Ohio State University announced in April that it was investigating accusations against Dr. Richard Strauss, who treated athletes and students as a team doctor in the athletics program and a physician at the student health services center between 1978 and 1996.
In the wake of the Larry Nassar trial, accusations arose against Ohio Congressman Jim Jordan (R). Jordan was an assistant wrestling coach at the university from 1986 to 1994. Former OSU wrestlers have accused him of failing to stop Dr. Strauss from molesting players.
Three former wrestlers told NBC News that it was common knowledge that Strauss showered regularly with the students and inappropriately touched them during appointments and said it would have been impossible for Jordan to be unaware. One wrestler said he told Jordan directly about the abuse, and also reached out to Jordan this year, before going public with his allegations. The ex-player claims Jordan told him to “please leave me out of it.” Yet, Jordan has repeatedly denied any awareness of the abuse prior to this past spring. Jordan said he would have reported abuse had he known about it.
Allegations of sexual abuse and attempted cover-ups in student sports are nothing new; the two most well-known sexual abuse cases in college sports — Jerry Sandusky at Penn State and Larry Nassar at Michigan State. Yet, one of Strauss’ victims alleges that Strauss may have abused estimated 1,500 to 2,000 athletes, five times as many victims as Sandusky and Nassar, combined.
Strauss died in 2005, but OSU announced in April that it was investigating the allegations and whether enough was done to protect the students. The university also confirmed that investigators have received “confidential reports of sexual misconduct committed by Strauss” from former athletes in 14 sports and from former patients in Student Health Services. Strauss’ family has not spoken publicly about the allegations.

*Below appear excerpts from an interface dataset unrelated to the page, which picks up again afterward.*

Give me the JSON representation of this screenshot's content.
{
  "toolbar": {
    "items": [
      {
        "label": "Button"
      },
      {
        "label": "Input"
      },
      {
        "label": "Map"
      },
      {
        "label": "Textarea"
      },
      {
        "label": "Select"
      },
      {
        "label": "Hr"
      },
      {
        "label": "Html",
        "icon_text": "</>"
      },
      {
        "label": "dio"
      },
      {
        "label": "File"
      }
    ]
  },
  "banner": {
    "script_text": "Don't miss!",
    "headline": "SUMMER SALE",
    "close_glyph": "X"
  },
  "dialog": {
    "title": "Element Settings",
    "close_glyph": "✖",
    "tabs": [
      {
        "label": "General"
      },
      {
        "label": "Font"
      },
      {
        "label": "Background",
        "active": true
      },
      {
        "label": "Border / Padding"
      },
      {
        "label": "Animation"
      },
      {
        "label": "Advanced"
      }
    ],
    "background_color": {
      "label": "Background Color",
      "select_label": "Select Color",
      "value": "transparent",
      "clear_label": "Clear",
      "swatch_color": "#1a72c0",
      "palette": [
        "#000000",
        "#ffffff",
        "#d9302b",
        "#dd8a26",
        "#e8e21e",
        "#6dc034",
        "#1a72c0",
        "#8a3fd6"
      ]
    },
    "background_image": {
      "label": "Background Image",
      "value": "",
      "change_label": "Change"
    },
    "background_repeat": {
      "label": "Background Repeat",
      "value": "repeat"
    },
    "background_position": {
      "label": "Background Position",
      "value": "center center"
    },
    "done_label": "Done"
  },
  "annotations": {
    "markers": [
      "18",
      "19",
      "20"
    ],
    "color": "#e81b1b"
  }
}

This is not the first time questions have been raised about Jordan’s knowledge of improper sexual behavior. Last year, the Washington Post reported that then-Ohio state Rep. Wes Goodman, a one-time aide to Jordan, allegedly fondled an 18-year-old college student at a conservative group’s event in Washington. When the allegations emerged, a spokeswoman said Jordan’s office was unaware of any allegations against Goodman.

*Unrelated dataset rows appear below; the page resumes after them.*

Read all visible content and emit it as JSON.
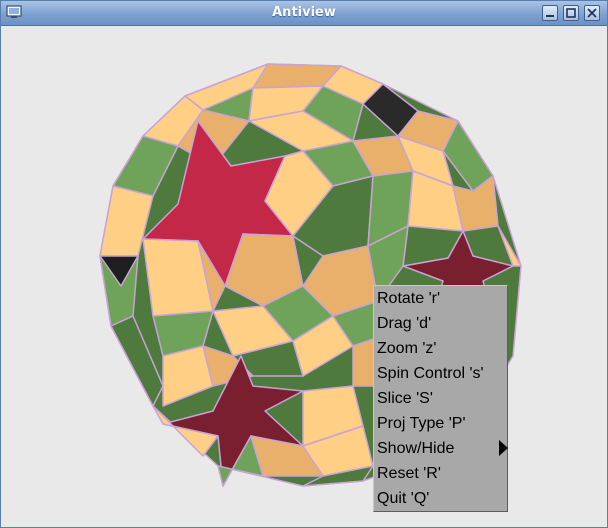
{
  "window": {
    "title": "Antiview"
  },
  "titlebar_buttons": {
    "minimize_icon": "minimize-icon",
    "maximize_icon": "maximize-icon",
    "close_icon": "close-icon"
  },
  "viewport": {
    "subject": "snub polyhedron with star faces",
    "colors": {
      "red_star": "#c42848",
      "green": "#6fa35a",
      "tan": "#ffcf86",
      "dark_green": "#4e7a3e",
      "edge": "#c9a3d6",
      "background": "#e9e9e9"
    }
  },
  "context_menu": {
    "items": [
      {
        "label": "Rotate  'r'"
      },
      {
        "label": "Drag  'd'"
      },
      {
        "label": "Zoom  'z'"
      },
      {
        "label": "Spin Control 's'"
      },
      {
        "label": "Slice  'S'"
      },
      {
        "label": "Proj Type  'P'"
      },
      {
        "label": "Show/Hide",
        "submenu": true
      },
      {
        "label": "Reset  'R'"
      },
      {
        "label": "Quit  'Q'"
      }
    ]
  }
}
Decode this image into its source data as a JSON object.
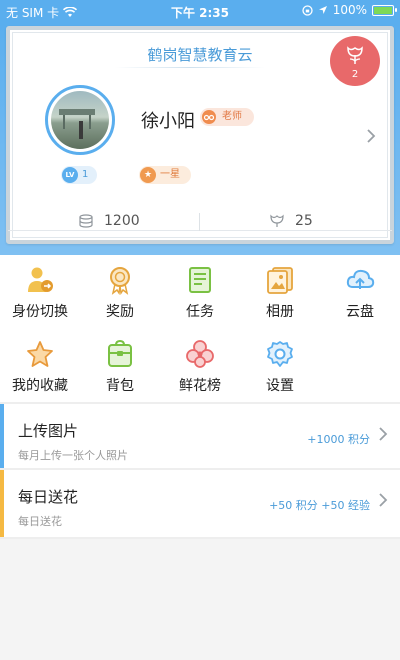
{
  "status_bar": {
    "carrier": "无 SIM 卡",
    "time": "下午 2:35",
    "battery": "100%"
  },
  "profile": {
    "school": "鹤岗智慧教育云",
    "name": "徐小阳",
    "role": "老师",
    "level_icon": "LV",
    "level": "1",
    "star_rank": "一星",
    "points": "1200",
    "flowers": "25",
    "flower_badge_count": "2"
  },
  "menu": {
    "items": [
      {
        "label": "身份切换",
        "icon": "switch-identity-icon"
      },
      {
        "label": "奖励",
        "icon": "award-medal-icon"
      },
      {
        "label": "任务",
        "icon": "task-list-icon"
      },
      {
        "label": "相册",
        "icon": "photo-album-icon"
      },
      {
        "label": "云盘",
        "icon": "cloud-upload-icon"
      },
      {
        "label": "我的收藏",
        "icon": "star-icon"
      },
      {
        "label": "背包",
        "icon": "backpack-icon"
      },
      {
        "label": "鲜花榜",
        "icon": "flower-icon"
      },
      {
        "label": "设置",
        "icon": "gear-icon"
      }
    ]
  },
  "tasks": [
    {
      "title": "上传图片",
      "desc": "每月上传一张个人照片",
      "reward": "+1000 积分",
      "stripe_color": "#5aaeee"
    },
    {
      "title": "每日送花",
      "desc": "每日送花",
      "reward": "+50 积分 +50 经验",
      "stripe_color": "#f5b942"
    }
  ],
  "colors": {
    "accent": "#5aaeee",
    "flower_badge": "#e8696a",
    "role_tag": "#f08c4e"
  }
}
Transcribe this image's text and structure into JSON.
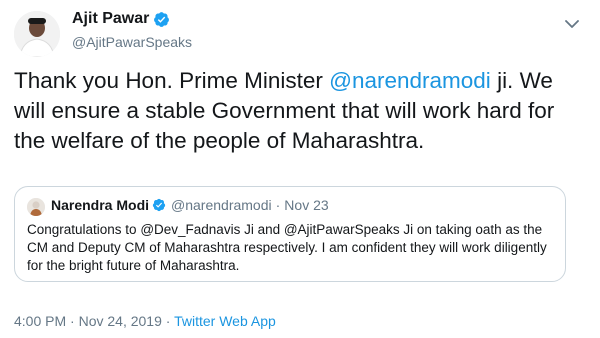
{
  "author": {
    "name": "Ajit Pawar",
    "handle": "@AjitPawarSpeaks"
  },
  "tweet": {
    "text_before": "Thank you Hon. Prime Minister ",
    "mention": "@narendramodi",
    "text_after": " ji. We will ensure a stable Government that will work hard for the welfare of the people of Maharashtra."
  },
  "quoted": {
    "name": "Narendra Modi",
    "handle": "@narendramodi",
    "separator": "·",
    "date": "Nov 23",
    "text": "Congratulations to @Dev_Fadnavis Ji and @AjitPawarSpeaks Ji on taking oath as the CM and Deputy CM of Maharashtra respectively. I am confident they will work diligently for the bright future of Maharashtra."
  },
  "meta": {
    "time": "4:00 PM",
    "separator1": " · ",
    "date": "Nov 24, 2019",
    "separator2": " · ",
    "source": "Twitter Web App"
  },
  "icons": {
    "verified": "verified-badge-icon",
    "caret": "chevron-down-icon"
  },
  "colors": {
    "link": "#1b95e0",
    "verified": "#1da1f2",
    "secondary_text": "#657786",
    "border": "#ccd6dd"
  }
}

Jordan, a founder of the House Freedom Caucus, a group of the most conservative representatives, is a staunch ally of President Donald Trump and is frequently mentioned as a possible replacement for the speaker of the House, Paul Ryan. He has garnered a reputation as a conservative firebrand in Congress by grilling investigators probing alleged collusion by the Trump campaign with the Russians and is known for often leaping to conclusions prior to a thorough investigation. One example was when he suggested that the FBI was out to get President Trump.
Jordan will, most likely, continue to deny the allegations. The country would be better served if he dropped his name from Speaker consideration. Given his pedigree and allegiance to one of the most deceitful men to ever occupy the oval office, we are dubious that he will do the right thing. He will probably, vehemently, attack everyone involved with the investigation. The law considers him innocent until proven guilty; should we treat him as such or should we do onto him as he has done onto others? We will be watching.
Mark M. Bello is an attorney, certified civil mediator, and award-winning author of the Zachary Blake Betrayal Series. He is also the CEO of Lawsuit Financial and the country’s leading expert in providing non-recourse lawsuit funding to plaintiffs involved in pending litigation, a member of the State Bar of Michigan, a sustaining member of the Michigan Association for Justice, and a member of the American Association for Justice.
Attorney, certified civil mediator, and award-winning author of the Zachary Blake Betrayal Series. Mark Bello is also a member of the State Bar of Michigan, a sustaining member of the Michigan Association for Justice, and a member of the American Association for Justice.